Content starts

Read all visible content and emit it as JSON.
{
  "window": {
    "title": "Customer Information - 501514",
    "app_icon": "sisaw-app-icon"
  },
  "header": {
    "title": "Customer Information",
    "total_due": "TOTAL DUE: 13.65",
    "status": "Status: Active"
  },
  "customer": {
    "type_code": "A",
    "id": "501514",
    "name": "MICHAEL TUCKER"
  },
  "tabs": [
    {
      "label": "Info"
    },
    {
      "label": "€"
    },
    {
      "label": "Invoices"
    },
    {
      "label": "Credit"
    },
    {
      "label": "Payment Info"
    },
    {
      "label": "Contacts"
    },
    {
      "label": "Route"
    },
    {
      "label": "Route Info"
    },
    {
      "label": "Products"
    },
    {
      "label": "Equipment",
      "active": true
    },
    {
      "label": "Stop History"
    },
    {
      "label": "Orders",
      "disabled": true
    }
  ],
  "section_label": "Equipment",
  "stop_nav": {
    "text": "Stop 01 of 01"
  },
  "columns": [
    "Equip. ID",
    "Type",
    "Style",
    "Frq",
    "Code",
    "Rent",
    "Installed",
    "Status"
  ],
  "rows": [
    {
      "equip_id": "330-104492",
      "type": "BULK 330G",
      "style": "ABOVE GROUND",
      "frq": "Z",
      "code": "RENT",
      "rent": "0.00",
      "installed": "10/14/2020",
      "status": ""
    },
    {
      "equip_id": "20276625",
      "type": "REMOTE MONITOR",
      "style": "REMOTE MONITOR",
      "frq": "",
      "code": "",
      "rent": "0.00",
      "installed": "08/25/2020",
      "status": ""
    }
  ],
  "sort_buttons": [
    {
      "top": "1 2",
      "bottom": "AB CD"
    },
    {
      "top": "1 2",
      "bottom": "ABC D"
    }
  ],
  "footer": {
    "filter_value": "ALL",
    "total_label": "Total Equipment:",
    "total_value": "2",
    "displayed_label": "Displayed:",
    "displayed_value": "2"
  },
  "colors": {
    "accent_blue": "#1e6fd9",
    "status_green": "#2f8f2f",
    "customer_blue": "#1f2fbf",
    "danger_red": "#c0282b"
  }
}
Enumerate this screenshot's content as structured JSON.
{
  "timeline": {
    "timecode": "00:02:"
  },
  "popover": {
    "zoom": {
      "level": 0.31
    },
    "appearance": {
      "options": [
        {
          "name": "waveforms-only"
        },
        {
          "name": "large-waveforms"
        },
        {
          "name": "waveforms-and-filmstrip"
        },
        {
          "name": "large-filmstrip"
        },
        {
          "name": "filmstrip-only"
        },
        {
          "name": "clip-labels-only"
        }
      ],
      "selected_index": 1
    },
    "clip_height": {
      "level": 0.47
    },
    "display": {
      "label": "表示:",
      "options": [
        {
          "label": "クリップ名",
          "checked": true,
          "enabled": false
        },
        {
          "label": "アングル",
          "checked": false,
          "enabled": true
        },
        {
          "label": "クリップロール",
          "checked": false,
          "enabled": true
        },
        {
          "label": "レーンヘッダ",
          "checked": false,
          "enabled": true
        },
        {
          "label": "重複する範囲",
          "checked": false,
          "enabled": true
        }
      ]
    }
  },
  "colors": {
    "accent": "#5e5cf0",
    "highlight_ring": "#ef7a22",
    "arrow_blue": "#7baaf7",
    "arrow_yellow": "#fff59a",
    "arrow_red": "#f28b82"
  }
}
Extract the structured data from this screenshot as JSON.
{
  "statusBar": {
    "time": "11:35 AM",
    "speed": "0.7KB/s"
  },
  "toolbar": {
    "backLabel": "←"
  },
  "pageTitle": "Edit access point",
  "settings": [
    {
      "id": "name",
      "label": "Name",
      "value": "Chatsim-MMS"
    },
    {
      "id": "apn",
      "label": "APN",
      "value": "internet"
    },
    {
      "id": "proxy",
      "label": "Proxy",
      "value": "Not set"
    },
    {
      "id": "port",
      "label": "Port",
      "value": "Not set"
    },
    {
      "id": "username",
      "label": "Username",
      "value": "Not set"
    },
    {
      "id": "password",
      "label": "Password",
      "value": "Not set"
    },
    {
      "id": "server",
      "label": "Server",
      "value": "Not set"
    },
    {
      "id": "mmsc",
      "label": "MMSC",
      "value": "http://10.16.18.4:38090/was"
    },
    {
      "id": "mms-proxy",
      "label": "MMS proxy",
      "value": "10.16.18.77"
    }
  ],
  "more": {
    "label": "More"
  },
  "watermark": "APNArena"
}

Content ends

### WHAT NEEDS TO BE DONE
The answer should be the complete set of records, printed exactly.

### EXERCISE RESULT
Read all visible content and emit it as JSON.
{
  "window": {
    "title": "Customer Information - 501514",
    "app_icon": "sisaw-app-icon"
  },
  "header": {
    "title": "Customer Information",
    "total_due": "TOTAL DUE: 13.65",
    "status": "Status: Active"
  },
  "customer": {
    "type_code": "A",
    "id": "501514",
    "name": "MICHAEL TUCKER"
  },
  "tabs": [
    {
      "label": "Info"
    },
    {
      "label": "€"
    },
    {
      "label": "Invoices"
    },
    {
      "label": "Credit"
    },
    {
      "label": "Payment Info"
    },
    {
      "label": "Contacts"
    },
    {
      "label": "Route"
    },
    {
      "label": "Route Info"
    },
    {
      "label": "Products"
    },
    {
      "label": "Equipment",
      "active": true
    },
    {
      "label": "Stop History"
    },
    {
      "label": "Orders",
      "disabled": true
    }
  ],
  "section_label": "Equipment",
  "stop_nav": {
    "text": "Stop 01 of 01"
  },
  "columns": [
    "Equip. ID",
    "Type",
    "Style",
    "Frq",
    "Code",
    "Rent",
    "Installed",
    "Status"
  ],
  "rows": [
    {
      "equip_id": "330-104492",
      "type": "BULK 330G",
      "style": "ABOVE GROUND",
      "frq": "Z",
      "code": "RENT",
      "rent": "0.00",
      "installed": "10/14/2020",
      "status": ""
    },
    {
      "equip_id": "20276625",
      "type": "REMOTE MONITOR",
      "style": "REMOTE MONITOR",
      "frq": "",
      "code": "",
      "rent": "0.00",
      "installed": "08/25/2020",
      "status": ""
    }
  ],
  "sort_buttons": [
    {
      "top": "1 2",
      "bottom": "AB CD"
    },
    {
      "top": "1 2",
      "bottom": "ABC D"
    }
  ],
  "footer": {
    "filter_value": "ALL",
    "total_label": "Total Equipment:",
    "total_value": "2",
    "displayed_label": "Displayed:",
    "displayed_value": "2"
  },
  "colors": {
    "accent_blue": "#1e6fd9",
    "status_green": "#2f8f2f",
    "customer_blue": "#1f2fbf",
    "danger_red": "#c0282b"
  }
}
Enumerate this screenshot's content as structured JSON.
{
  "timeline": {
    "timecode": "00:02:"
  },
  "popover": {
    "zoom": {
      "level": 0.31
    },
    "appearance": {
      "options": [
        {
          "name": "waveforms-only"
        },
        {
          "name": "large-waveforms"
        },
        {
          "name": "waveforms-and-filmstrip"
        },
        {
          "name": "large-filmstrip"
        },
        {
          "name": "filmstrip-only"
        },
        {
          "name": "clip-labels-only"
        }
      ],
      "selected_index": 1
    },
    "clip_height": {
      "level": 0.47
    },
    "display": {
      "label": "表示:",
      "options": [
        {
          "label": "クリップ名",
          "checked": true,
          "enabled": false
        },
        {
          "label": "アングル",
          "checked": false,
          "enabled": true
        },
        {
          "label": "クリップロール",
          "checked": false,
          "enabled": true
        },
        {
          "label": "レーンヘッダ",
          "checked": false,
          "enabled": true
        },
        {
          "label": "重複する範囲",
          "checked": false,
          "enabled": true
        }
      ]
    }
  },
  "colors": {
    "accent": "#5e5cf0",
    "highlight_ring": "#ef7a22",
    "arrow_blue": "#7baaf7",
    "arrow_yellow": "#fff59a",
    "arrow_red": "#f28b82"
  }
}
Extract the structured data from this screenshot as JSON.
{
  "statusBar": {
    "time": "11:35 AM",
    "speed": "0.7KB/s"
  },
  "toolbar": {
    "backLabel": "←"
  },
  "pageTitle": "Edit access point",
  "settings": [
    {
      "id": "name",
      "label": "Name",
      "value": "Chatsim-MMS"
    },
    {
      "id": "apn",
      "label": "APN",
      "value": "internet"
    },
    {
      "id": "proxy",
      "label": "Proxy",
      "value": "Not set"
    },
    {
      "id": "port",
      "label": "Port",
      "value": "Not set"
    },
    {
      "id": "username",
      "label": "Username",
      "value": "Not set"
    },
    {
      "id": "password",
      "label": "Password",
      "value": "Not set"
    },
    {
      "id": "server",
      "label": "Server",
      "value": "Not set"
    },
    {
      "id": "mmsc",
      "label": "MMSC",
      "value": "http://10.16.18.4:38090/was"
    },
    {
      "id": "mms-proxy",
      "label": "MMS proxy",
      "value": "10.16.18.77"
    }
  ],
  "more": {
    "label": "More"
  },
  "watermark": "APNArena"
}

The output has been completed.